How Chuck E. Cheese’s reaches out to autistic
A 17-year-old girl runs several yards through Chuck E. Cheese’s, letting out a piercing scream. Perhaps a few people glance her way, but seeing no reason for alarm, they quickly return to their gaming or eating.
Because it’s the first Sunday of the month at the pizza restaurant and amusement arcade on Sisk Road. And that means it’s Sensory Sensitive Sunday — a program that Chuck E. Cheese’s started in early 2017 and that has been at the Modesto location about a year, said General Manager Daniel Oswald.
It’s special time before regular business hours that’s open only to children with autism or other special needs. The lights and sounds are toned down a bit. Staffers selected to work the 9 to 11 a.m. event go through training to help them better serve the children. It’s a lot less crowded — maybe a dozen families came out Sunday morning — than the popular play place can get. And perhaps most important, the people get it.
“Everybody is very understanding, and that’s a big thing,” says Nadine Kleven, who’s there with David Owens and their grandson, 6-year-old Jackson Stone, who is on the autism spectrum. “... Nobody blinks twice if somebody is doing something that might be a little unordinary to other people. It’s just, ‘Oh, we get it, we understand.’”
That behavior might include the occasional scream, pushing onto a ride or game, or having a tantrum.
This week, Amber Mello is a Sensory Sensitive Sunday first-timer with daughter Harper, 9. Harper recently attended the Chuck E. Cheese’s birthday party of friend Emma Lasiter (also present Sunday) during normal business hours, and did OK.
But Sunday is ideal, her mom says.
She welcomed a time and place to do something fun with Harper without having to worry about what her daughter might do or noises she might make. Because of public reaction, “most of the time, we’re very conscious of everything.”
Harper can be overwhelmed simply by the amount of fun she’s having, her mom says, and sometimes her exuberance can look like a tantrum.
Even with reduced lights and sounds, Chuck E. Cheese’s on Sunday morning still is a fairly bright, noisy place. Amber says Harper’s brother also has autism, “and I think this would be too much for him. But she doesn’t get as sensory overloaded.”
However, Harper doesn’t grasp patience, and has a low tolerance for waiting, her mom says. So in a crowded arcade, “if she had to wait for something she wanted to do, that would be really tough for her. She’s not a fan of lines. So this is perfect for her.”
Harper’s friend Emma regularly visits Chuck E. Cheese’s during regular hours, dad Derek Lasiter says. “I like to do the motorcycle, the train and the plane,” the little girl adds about her favorite rides.

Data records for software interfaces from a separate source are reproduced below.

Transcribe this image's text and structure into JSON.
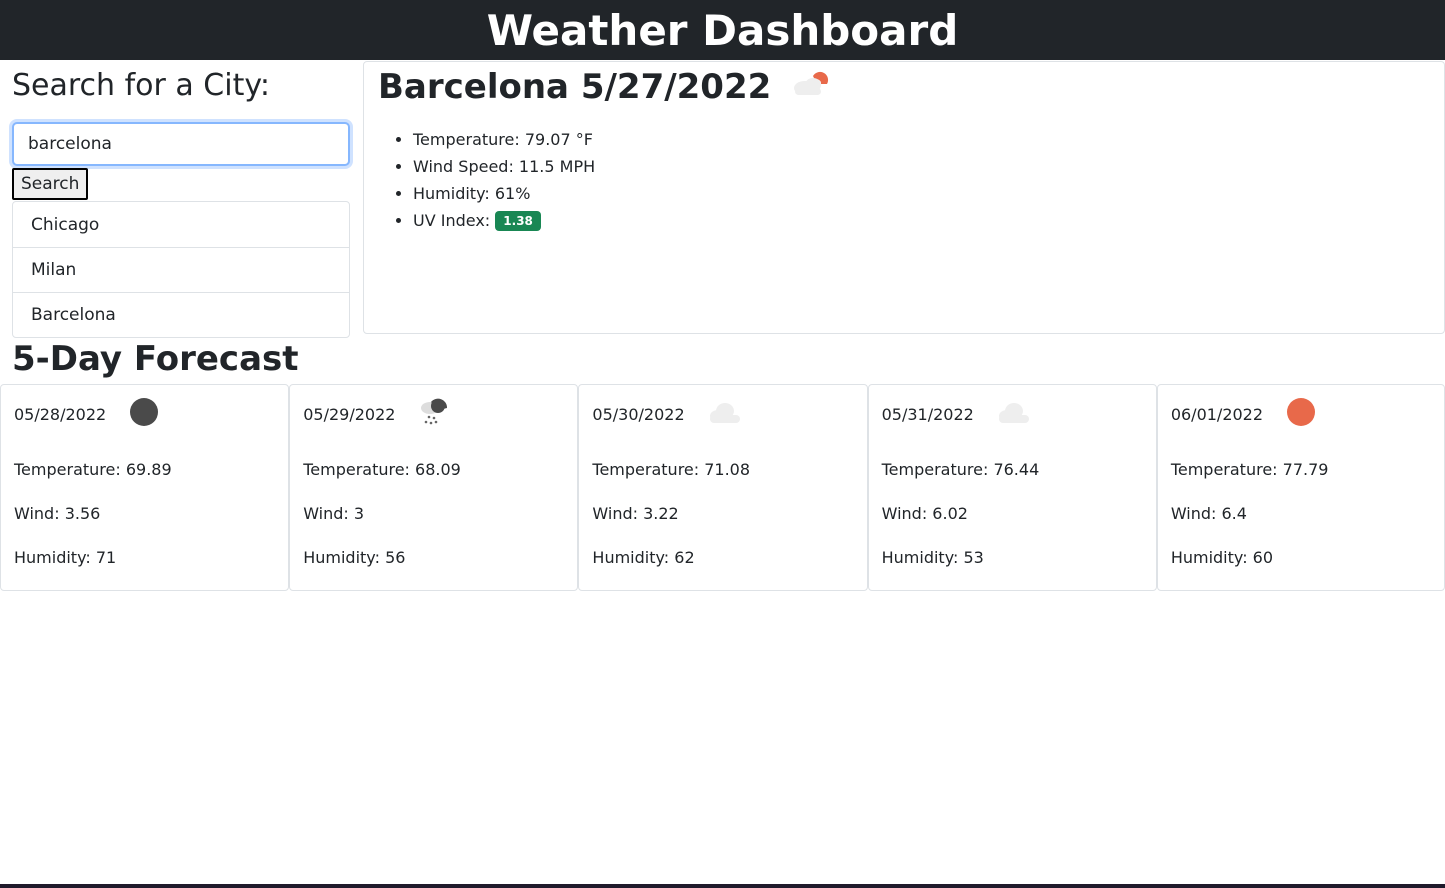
{
  "header": {
    "title": "Weather Dashboard"
  },
  "search": {
    "title": "Search for a City:",
    "value": "barcelona",
    "button_label": "Search"
  },
  "history": [
    "Chicago",
    "Milan",
    "Barcelona"
  ],
  "current": {
    "title": "Barcelona 5/27/2022",
    "icon": "partly-cloudy-icon",
    "temperature": "Temperature: 79.07 °F",
    "wind": "Wind Speed: 11.5 MPH",
    "humidity": "Humidity: 61%",
    "uv_label": "UV Index:",
    "uv_value": "1.38",
    "uv_color": "#198754"
  },
  "forecast": {
    "title": "5-Day Forecast",
    "days": [
      {
        "date": "05/28/2022",
        "icon": "overcast-icon",
        "temperature": "Temperature: 69.89",
        "wind": "Wind: 3.56",
        "humidity": "Humidity: 71"
      },
      {
        "date": "05/29/2022",
        "icon": "snow-icon",
        "temperature": "Temperature: 68.09",
        "wind": "Wind: 3",
        "humidity": "Humidity: 56"
      },
      {
        "date": "05/30/2022",
        "icon": "cloud-icon",
        "temperature": "Temperature: 71.08",
        "wind": "Wind: 3.22",
        "humidity": "Humidity: 62"
      },
      {
        "date": "05/31/2022",
        "icon": "cloud-icon",
        "temperature": "Temperature: 76.44",
        "wind": "Wind: 6.02",
        "humidity": "Humidity: 53"
      },
      {
        "date": "06/01/2022",
        "icon": "sun-icon",
        "temperature": "Temperature: 77.79",
        "wind": "Wind: 6.4",
        "humidity": "Humidity: 60"
      }
    ]
  }
}
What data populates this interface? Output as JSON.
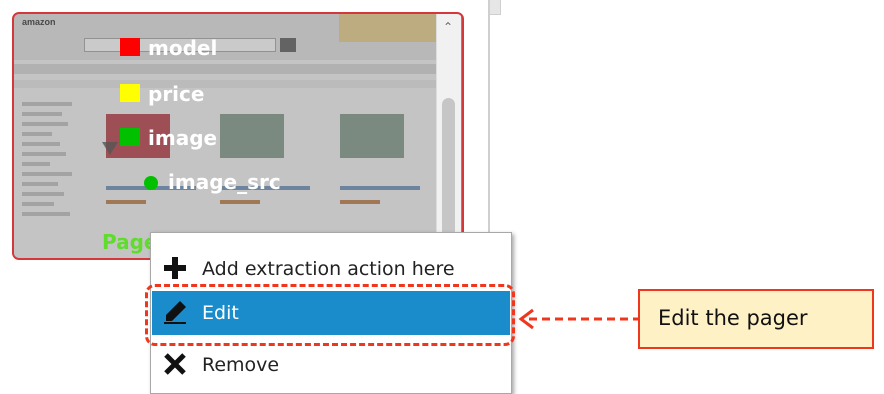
{
  "thumbnail": {
    "logo_text": "amazon",
    "labels": [
      {
        "text": "model",
        "marker": "square",
        "color": "#ff0000"
      },
      {
        "text": "price",
        "marker": "square",
        "color": "#ffff00"
      },
      {
        "text": "image",
        "marker": "square",
        "color": "#00c000"
      },
      {
        "text": "image_src",
        "marker": "dot",
        "color": "#00c000"
      }
    ],
    "pager_label": "Pager",
    "pager_color": "#5fdc2c"
  },
  "context_menu": {
    "items": [
      {
        "label": "Add extraction action here",
        "icon": "plus-icon"
      },
      {
        "label": "Edit",
        "icon": "pencil-icon",
        "selected": true
      },
      {
        "label": "Remove",
        "icon": "x-icon"
      }
    ],
    "highlight_color": "#1a8ccc"
  },
  "annotation": {
    "callout_text": "Edit the pager",
    "callout_bg": "#fff1c6",
    "accent_color": "#f0361c"
  }
}
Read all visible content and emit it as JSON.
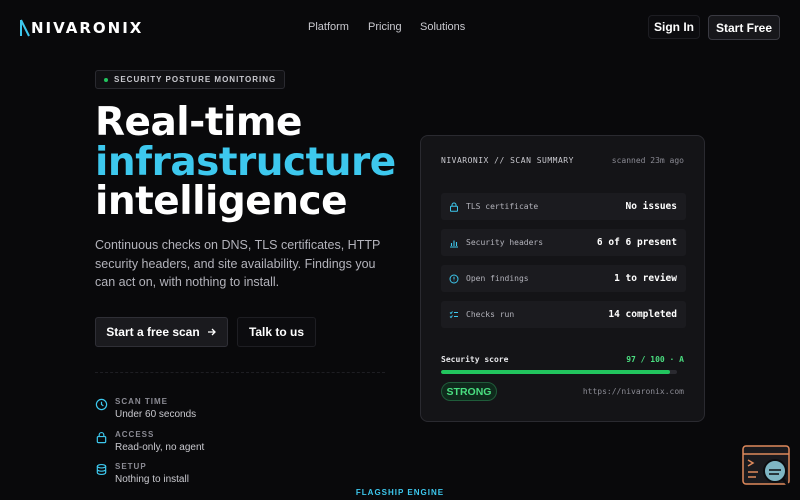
{
  "brand": {
    "name": "NIVARONIX",
    "accent": "#3dc8ee"
  },
  "nav": {
    "items": [
      "Platform",
      "Pricing",
      "Solutions"
    ],
    "sign_in": "Sign In",
    "start_free": "Start Free"
  },
  "hero": {
    "badge": "SECURITY POSTURE MONITORING",
    "title_line1": "Real-time",
    "title_line2": "infrastructure",
    "title_line3": "intelligence",
    "description": "Continuous checks on DNS, TLS certificates, HTTP security headers, and site availability. Findings you can act on, with nothing to install.",
    "cta_primary": "Start a free scan",
    "cta_secondary": "Talk to us"
  },
  "features": [
    {
      "label": "SCAN TIME",
      "value": "Under 60 seconds",
      "icon": "clock-icon"
    },
    {
      "label": "ACCESS",
      "value": "Read-only, no agent",
      "icon": "lock-icon"
    },
    {
      "label": "SETUP",
      "value": "Nothing to install",
      "icon": "database-icon"
    }
  ],
  "card": {
    "title": "NIVARONIX // SCAN SUMMARY",
    "time": "scanned 23m ago",
    "rows": [
      {
        "label": "TLS certificate",
        "value": "No issues",
        "icon": "lock-icon"
      },
      {
        "label": "Security headers",
        "value": "6 of 6 present",
        "icon": "bar-chart-icon"
      },
      {
        "label": "Open findings",
        "value": "1 to review",
        "icon": "alert-circle-icon"
      },
      {
        "label": "Checks run",
        "value": "14 completed",
        "icon": "checklist-icon"
      }
    ],
    "score_label": "Security score",
    "score_value": "97 / 100 · A",
    "score_fraction": 0.97,
    "status": "STRONG",
    "url": "https://nivaronix.com"
  },
  "footer_label": "FLAGSHIP ENGINE"
}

But it’s a different experience on Sensory Sensitive Sundays, Derek says. The fewer number of kids makes it less hectic, and Emma usually has classmates to enjoy the time with.
Other first-timers to Sensory Sensitive Sunday this week are Erik Power, his 14-year-old daughter and 5-year-old autistic son, Mays. When Mays last was at Chuck E. Cheese, the crowd and noise were just too much for him, Erik says. This Sunday, Mays is able to run around a little more and doesn’t feel overwhelmed, dad says.
“A lot of it (during regular hours) is the amount of people crammed into such a small space,” Erik says. “Saturdays in the late afternoon, it gets crazy.”
Gloria Magana is out Sunday with a friend’s 17-year-old daughter, Esmi. The teen is a first-Sunday regular because she has challenges with sounds and bright lights that flash quickly, Gloria says.
“She’s still kind of afraid of Chuck E. Cheese, but she’s getting able to tolerate it more.”
The major attraction for Esmi, says Gloria, is collecting the game tickets. She loves to see them fed out of the machines. “That’s her biggest thing, she’s competitive,” Gloria says, “so it’s pretty cool to see that.”
For more on Sensory Sensitive Sundays, including a list of participating locations, go to www.chuckecheese.com/events/sensory-sensitive-sundays.